After a bubble has burst, no one denies that it existed. But before it does, the popular refrain is that though bubbles existed elsewhere in the world, “there’s no bubble here”. So housing bubbles are admitted to have existed in Japan, the USA, Spain and Ireland – because they’ve already burst.
But the rest of the world – and especially Australia – is different. House prices in Australia, the UK, and everywhere in between where they are still rising, are justified by … (fill in your favourite fundamental reasons here) and are not in any way manifestations of bubbles.
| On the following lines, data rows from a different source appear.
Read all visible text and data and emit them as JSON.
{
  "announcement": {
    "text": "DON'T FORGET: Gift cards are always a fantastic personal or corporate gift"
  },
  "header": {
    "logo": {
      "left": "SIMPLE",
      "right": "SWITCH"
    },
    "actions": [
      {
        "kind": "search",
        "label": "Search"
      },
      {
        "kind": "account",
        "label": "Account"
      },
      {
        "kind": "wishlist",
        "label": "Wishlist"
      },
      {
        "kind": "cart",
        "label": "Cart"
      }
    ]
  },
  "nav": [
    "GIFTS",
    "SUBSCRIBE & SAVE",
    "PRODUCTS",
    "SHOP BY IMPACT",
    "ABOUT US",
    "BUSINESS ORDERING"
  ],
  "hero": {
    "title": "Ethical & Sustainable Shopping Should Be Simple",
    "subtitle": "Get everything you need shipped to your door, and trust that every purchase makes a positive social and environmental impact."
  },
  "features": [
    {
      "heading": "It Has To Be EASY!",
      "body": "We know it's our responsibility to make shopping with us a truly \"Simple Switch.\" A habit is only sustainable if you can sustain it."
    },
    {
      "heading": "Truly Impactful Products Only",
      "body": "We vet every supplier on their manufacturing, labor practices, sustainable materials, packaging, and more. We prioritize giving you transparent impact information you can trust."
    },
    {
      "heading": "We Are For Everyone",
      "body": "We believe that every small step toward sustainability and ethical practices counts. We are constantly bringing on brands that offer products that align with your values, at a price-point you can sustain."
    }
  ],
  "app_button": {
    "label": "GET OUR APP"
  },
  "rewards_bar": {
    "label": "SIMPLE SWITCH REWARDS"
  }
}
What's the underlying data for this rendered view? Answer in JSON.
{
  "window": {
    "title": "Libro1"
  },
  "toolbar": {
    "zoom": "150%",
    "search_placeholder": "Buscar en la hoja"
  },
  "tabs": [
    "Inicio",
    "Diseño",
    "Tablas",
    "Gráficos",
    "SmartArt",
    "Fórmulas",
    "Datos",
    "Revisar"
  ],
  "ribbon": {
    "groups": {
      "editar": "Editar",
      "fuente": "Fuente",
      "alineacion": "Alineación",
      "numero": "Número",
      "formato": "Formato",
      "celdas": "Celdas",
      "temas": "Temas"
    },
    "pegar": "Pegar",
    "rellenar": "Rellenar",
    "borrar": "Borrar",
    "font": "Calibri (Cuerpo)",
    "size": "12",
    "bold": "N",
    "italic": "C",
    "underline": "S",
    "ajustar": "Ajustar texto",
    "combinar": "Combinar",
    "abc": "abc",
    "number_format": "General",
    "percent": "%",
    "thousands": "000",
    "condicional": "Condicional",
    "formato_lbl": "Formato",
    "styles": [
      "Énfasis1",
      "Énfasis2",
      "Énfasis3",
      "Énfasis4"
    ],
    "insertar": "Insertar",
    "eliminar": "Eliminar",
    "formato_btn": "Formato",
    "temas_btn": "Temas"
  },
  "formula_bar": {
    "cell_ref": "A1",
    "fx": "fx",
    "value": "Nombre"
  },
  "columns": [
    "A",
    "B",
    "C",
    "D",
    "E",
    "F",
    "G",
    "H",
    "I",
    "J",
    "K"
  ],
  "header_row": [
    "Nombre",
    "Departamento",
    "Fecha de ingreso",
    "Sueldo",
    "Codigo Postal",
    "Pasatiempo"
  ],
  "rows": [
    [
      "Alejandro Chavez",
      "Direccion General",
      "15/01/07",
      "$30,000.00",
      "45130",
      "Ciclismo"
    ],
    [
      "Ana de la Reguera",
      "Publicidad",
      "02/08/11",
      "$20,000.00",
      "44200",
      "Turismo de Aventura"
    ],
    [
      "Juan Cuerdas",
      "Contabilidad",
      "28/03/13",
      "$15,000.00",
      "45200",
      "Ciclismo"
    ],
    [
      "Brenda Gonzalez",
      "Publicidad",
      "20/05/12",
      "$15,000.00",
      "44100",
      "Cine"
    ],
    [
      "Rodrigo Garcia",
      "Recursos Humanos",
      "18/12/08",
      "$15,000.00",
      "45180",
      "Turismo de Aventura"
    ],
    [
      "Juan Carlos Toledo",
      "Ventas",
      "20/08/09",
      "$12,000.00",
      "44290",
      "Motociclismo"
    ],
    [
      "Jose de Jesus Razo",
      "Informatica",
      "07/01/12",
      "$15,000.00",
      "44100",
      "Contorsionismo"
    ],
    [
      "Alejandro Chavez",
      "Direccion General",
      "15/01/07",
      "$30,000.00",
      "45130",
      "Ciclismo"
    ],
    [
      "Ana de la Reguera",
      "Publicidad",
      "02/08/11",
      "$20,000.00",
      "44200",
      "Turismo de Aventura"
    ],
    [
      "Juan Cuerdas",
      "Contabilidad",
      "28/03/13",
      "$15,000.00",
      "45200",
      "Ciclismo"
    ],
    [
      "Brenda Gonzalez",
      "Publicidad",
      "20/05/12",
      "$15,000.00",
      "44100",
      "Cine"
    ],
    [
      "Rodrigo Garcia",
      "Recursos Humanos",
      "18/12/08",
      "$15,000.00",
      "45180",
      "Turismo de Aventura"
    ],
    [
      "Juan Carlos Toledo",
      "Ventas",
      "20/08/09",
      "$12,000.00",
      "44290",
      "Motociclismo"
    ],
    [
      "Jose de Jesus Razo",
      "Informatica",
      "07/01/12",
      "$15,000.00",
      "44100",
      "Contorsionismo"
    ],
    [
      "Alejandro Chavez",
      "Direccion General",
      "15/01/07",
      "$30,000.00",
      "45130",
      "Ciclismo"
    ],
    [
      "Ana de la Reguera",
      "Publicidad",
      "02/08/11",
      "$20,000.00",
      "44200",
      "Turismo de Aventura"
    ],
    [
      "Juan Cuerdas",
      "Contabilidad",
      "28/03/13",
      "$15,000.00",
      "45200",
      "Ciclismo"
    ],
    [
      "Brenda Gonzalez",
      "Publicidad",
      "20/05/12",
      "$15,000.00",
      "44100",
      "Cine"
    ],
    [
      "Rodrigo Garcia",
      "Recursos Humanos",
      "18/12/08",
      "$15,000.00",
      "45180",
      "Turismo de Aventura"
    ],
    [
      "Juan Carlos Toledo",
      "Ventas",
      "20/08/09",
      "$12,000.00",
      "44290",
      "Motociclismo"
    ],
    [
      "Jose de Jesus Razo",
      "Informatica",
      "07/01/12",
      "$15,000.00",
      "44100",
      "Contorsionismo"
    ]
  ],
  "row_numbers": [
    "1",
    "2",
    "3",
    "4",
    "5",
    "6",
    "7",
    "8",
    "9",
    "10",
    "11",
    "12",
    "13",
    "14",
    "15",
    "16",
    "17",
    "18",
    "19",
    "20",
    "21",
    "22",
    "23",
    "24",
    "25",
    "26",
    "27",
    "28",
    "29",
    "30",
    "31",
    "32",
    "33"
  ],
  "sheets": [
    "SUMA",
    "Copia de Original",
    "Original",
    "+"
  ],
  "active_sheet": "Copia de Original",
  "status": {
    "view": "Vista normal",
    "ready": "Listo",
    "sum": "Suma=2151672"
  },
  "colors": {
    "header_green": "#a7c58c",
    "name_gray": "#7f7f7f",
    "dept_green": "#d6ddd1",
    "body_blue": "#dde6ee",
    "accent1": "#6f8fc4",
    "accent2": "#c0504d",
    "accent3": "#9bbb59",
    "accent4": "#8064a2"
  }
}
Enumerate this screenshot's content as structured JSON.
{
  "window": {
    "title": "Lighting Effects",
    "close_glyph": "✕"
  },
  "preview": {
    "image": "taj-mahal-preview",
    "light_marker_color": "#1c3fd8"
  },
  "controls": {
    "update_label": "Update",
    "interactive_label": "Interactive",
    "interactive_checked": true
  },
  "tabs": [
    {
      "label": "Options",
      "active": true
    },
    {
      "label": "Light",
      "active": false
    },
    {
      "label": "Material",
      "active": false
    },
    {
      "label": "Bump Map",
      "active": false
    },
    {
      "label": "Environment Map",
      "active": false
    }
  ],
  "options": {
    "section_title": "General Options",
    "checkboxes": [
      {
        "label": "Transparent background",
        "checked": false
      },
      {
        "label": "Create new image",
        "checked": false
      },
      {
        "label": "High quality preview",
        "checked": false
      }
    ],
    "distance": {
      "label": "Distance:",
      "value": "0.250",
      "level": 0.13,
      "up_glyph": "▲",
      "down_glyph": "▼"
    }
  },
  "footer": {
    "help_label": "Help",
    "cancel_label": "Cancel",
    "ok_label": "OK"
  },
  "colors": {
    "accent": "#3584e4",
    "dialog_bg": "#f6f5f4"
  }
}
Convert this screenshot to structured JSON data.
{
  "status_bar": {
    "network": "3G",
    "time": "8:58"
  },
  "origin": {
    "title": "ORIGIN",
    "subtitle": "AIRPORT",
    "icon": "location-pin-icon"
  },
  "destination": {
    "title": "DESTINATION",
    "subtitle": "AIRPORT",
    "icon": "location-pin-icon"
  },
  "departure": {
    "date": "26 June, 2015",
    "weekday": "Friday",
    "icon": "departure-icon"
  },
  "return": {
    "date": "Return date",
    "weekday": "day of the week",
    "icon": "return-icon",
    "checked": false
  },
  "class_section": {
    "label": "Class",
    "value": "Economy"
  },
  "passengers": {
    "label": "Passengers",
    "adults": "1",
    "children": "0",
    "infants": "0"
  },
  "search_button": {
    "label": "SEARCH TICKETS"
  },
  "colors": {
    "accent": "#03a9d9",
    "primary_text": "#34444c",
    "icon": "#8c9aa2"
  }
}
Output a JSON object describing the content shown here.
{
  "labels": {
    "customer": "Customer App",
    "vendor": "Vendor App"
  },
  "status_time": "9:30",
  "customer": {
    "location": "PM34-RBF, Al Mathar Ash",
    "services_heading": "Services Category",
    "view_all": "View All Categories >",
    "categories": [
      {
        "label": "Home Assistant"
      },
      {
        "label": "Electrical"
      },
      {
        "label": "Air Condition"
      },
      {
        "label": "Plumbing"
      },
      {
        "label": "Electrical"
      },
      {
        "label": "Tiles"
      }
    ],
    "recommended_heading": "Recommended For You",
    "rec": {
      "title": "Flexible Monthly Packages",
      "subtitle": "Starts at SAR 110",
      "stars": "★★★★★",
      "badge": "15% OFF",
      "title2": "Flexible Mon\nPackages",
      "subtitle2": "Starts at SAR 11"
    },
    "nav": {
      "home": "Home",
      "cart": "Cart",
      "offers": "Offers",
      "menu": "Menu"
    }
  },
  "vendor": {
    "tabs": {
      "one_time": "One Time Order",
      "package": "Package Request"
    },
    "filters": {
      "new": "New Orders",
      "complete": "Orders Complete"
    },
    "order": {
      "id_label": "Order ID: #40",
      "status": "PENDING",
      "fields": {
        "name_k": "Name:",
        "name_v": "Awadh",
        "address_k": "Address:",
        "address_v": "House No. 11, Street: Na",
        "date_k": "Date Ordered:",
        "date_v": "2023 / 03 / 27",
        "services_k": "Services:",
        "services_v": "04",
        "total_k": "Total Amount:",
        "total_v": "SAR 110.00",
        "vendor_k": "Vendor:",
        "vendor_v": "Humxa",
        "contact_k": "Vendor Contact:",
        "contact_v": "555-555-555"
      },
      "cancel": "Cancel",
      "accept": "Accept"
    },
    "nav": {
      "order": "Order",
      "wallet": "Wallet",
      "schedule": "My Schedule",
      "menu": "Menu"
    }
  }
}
My unpopular alternate refrain is that house price (and share price) bubbles are always and everywhere a phenomenon of rising bank leverage, and anywhere that has high and rising levels of household debt (relative to GDP) is a candidate for being a bubble economy. This is a non-mainstream argument in economics, because for decades the so-called ‘efficient markets hypothesis’ and ‘capital assets pricing model’ have dominated academic economics, and they both argue that leverage has no effect on the price of assets.